The classic machine-made New World Pinot Noir of the established glass collection Vinum is focused on New World Wines. It should be part of the basic equipment of every sophisticated wine lover. The shape of the bowl supports peatiness flavor and the taste of plum of these sensual red wines. These glasses have proved to consumers and restaurateurs that the pleasure of consuming wine starts with the glass. All RIEDEL glasses are dishwasher safe.
This is the ideal glass for Northwest winery Pinot Noirs. Available now through Bang-Knudsen and made by Riedel.
ABCs of Oregon Pinot Noir
Oregon's signature wines are heavily influenced by the clones used to make them, the evolution of vineyard architecture and each AVA's unique terroir

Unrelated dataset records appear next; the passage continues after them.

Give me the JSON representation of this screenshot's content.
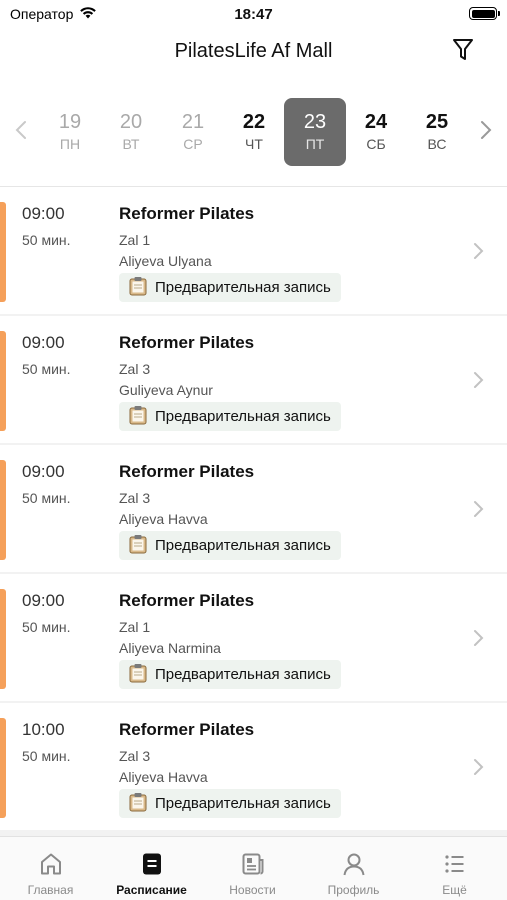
{
  "status_bar": {
    "carrier": "Оператор",
    "time": "18:47"
  },
  "header": {
    "title": "PilatesLife Af Mall"
  },
  "date_strip": {
    "days": [
      {
        "num": "19",
        "dow": "ПН"
      },
      {
        "num": "20",
        "dow": "ВТ"
      },
      {
        "num": "21",
        "dow": "СР"
      },
      {
        "num": "22",
        "dow": "ЧТ"
      },
      {
        "num": "23",
        "dow": "ПТ"
      },
      {
        "num": "24",
        "dow": "СБ"
      },
      {
        "num": "25",
        "dow": "ВС"
      }
    ],
    "selected_num": "23"
  },
  "classes": [
    {
      "time": "09:00",
      "duration": "50 мин.",
      "title": "Reformer Pilates",
      "hall": "Zal 1",
      "trainer": "Aliyeva Ulyana",
      "badge": "Предварительная запись"
    },
    {
      "time": "09:00",
      "duration": "50 мин.",
      "title": "Reformer Pilates",
      "hall": "Zal 3",
      "trainer": "Guliyeva Aynur",
      "badge": "Предварительная запись"
    },
    {
      "time": "09:00",
      "duration": "50 мин.",
      "title": "Reformer Pilates",
      "hall": "Zal 3",
      "trainer": "Aliyeva Havva",
      "badge": "Предварительная запись"
    },
    {
      "time": "09:00",
      "duration": "50 мин.",
      "title": "Reformer Pilates",
      "hall": "Zal 1",
      "trainer": "Aliyeva Narmina",
      "badge": "Предварительная запись"
    },
    {
      "time": "10:00",
      "duration": "50 мин.",
      "title": "Reformer Pilates",
      "hall": "Zal 3",
      "trainer": "Aliyeva Havva",
      "badge": "Предварительная запись"
    }
  ],
  "tab_bar": {
    "items": [
      {
        "label": "Главная",
        "icon": "home-icon"
      },
      {
        "label": "Расписание",
        "icon": "schedule-icon"
      },
      {
        "label": "Новости",
        "icon": "news-icon"
      },
      {
        "label": "Профиль",
        "icon": "profile-icon"
      },
      {
        "label": "Ещё",
        "icon": "more-list-icon"
      }
    ],
    "active_label": "Расписание"
  },
  "colors": {
    "accent_stripe": "#f5a05a",
    "selected_day": "#6b6b6b",
    "badge_bg": "#eef3ef"
  }
}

By Harvey Steiman For decades these clones alone made beautiful wines, but because cooler, rainier growing seasons can leave them less ripe, Oregon reached out to Burgundy. In 1984, urged by David Adelsheim, Oregon State University acquired a number of Pinot Noir clones from scientist Raymond Bernard, who was propagating specific Pinot Noir and Chardonnay clones in Beaune. These clones ripened earlier and provided a wider palette of flavors and characteristics. By 1989, vine cuttings of the so-called Dijon clones were released from quarantine. For several years Oregon had a monopoly on them; they are now widely planted throughout the New World. Today, Oregon vineyards grow a mix of Pommard, Wädenswil and Dijon clones, known by such three-digit numbers as 113, 114, 115, 667 and 777. Back labels on wine bottles often proudly specify the clonal mix.The evolution of vineyard architecture has also contributed to what’s in the bottles. Early on, vines were widely spaced, about 450 vines per acre, the leaves spreading out and down from the top of each vine. In the 1980s, growers reshaped their vineyards to look more like Burgundy’s. They narrowed the distance between rows and between vines, doubling, tripling or quadrupling the number of vines per acre, based on the idea that each vine could put all its energy into fewer, more flavorful bunches. Growers also trained shoots vertically, opening up the area around the grape bunches and allowing leaves and fruit to capture more sunlight. Now standard practice in Oregon’s (and California’s) best vineyards, these efforts have resulted in better, more consistent fruit quality.
Behind the scenes, Oregon had one more secret weapon: a formula developed at Oregon State University that could accurately predict vineyard yields early in the growing season. “The No. 1 thing that ever happened to Oregon wine quality was crop estimation,” says Rollin Soles, of Argyle, who credits Steve Price for the formula that allowed growers to know how much crop to drop for the quality they wanted. “Without that formula, we were constantly guessing wrong. Sometimes we left too many bunches, and the grapes wouldn’t ripen well. Other times we took off too much and it cost us in lost revenue.”
It’s the combination of all these factors—the terroir, the science and a lot of unglamorous work—that makes Oregon what it is.